### What this task involves
Write out every record in full, exactly as written, please.

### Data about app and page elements
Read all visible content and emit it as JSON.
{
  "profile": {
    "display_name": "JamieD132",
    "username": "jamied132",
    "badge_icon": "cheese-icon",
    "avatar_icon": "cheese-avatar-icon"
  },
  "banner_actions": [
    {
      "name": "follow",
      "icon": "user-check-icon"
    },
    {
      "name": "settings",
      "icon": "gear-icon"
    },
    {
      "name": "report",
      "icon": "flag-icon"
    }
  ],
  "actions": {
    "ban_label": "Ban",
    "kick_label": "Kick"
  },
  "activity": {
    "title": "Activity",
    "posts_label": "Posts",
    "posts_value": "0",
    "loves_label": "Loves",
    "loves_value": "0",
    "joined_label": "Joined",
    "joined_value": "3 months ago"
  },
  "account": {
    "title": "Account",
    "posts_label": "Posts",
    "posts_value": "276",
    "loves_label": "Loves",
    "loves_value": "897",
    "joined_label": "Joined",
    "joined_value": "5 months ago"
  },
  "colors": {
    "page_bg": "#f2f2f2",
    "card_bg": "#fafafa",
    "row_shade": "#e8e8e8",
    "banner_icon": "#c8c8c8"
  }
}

### Task response
Read all visible content and emit it as JSON.
{
  "profile": {
    "display_name": "JamieD132",
    "username": "jamied132",
    "badge_icon": "cheese-icon",
    "avatar_icon": "cheese-avatar-icon"
  },
  "banner_actions": [
    {
      "name": "follow",
      "icon": "user-check-icon"
    },
    {
      "name": "settings",
      "icon": "gear-icon"
    },
    {
      "name": "report",
      "icon": "flag-icon"
    }
  ],
  "actions": {
    "ban_label": "Ban",
    "kick_label": "Kick"
  },
  "activity": {
    "title": "Activity",
    "posts_label": "Posts",
    "posts_value": "0",
    "loves_label": "Loves",
    "loves_value": "0",
    "joined_label": "Joined",
    "joined_value": "3 months ago"
  },
  "account": {
    "title": "Account",
    "posts_label": "Posts",
    "posts_value": "276",
    "loves_label": "Loves",
    "loves_value": "897",
    "joined_label": "Joined",
    "joined_value": "5 months ago"
  },
  "colors": {
    "page_bg": "#f2f2f2",
    "card_bg": "#fafafa",
    "row_shade": "#e8e8e8",
    "banner_icon": "#c8c8c8"
  }
}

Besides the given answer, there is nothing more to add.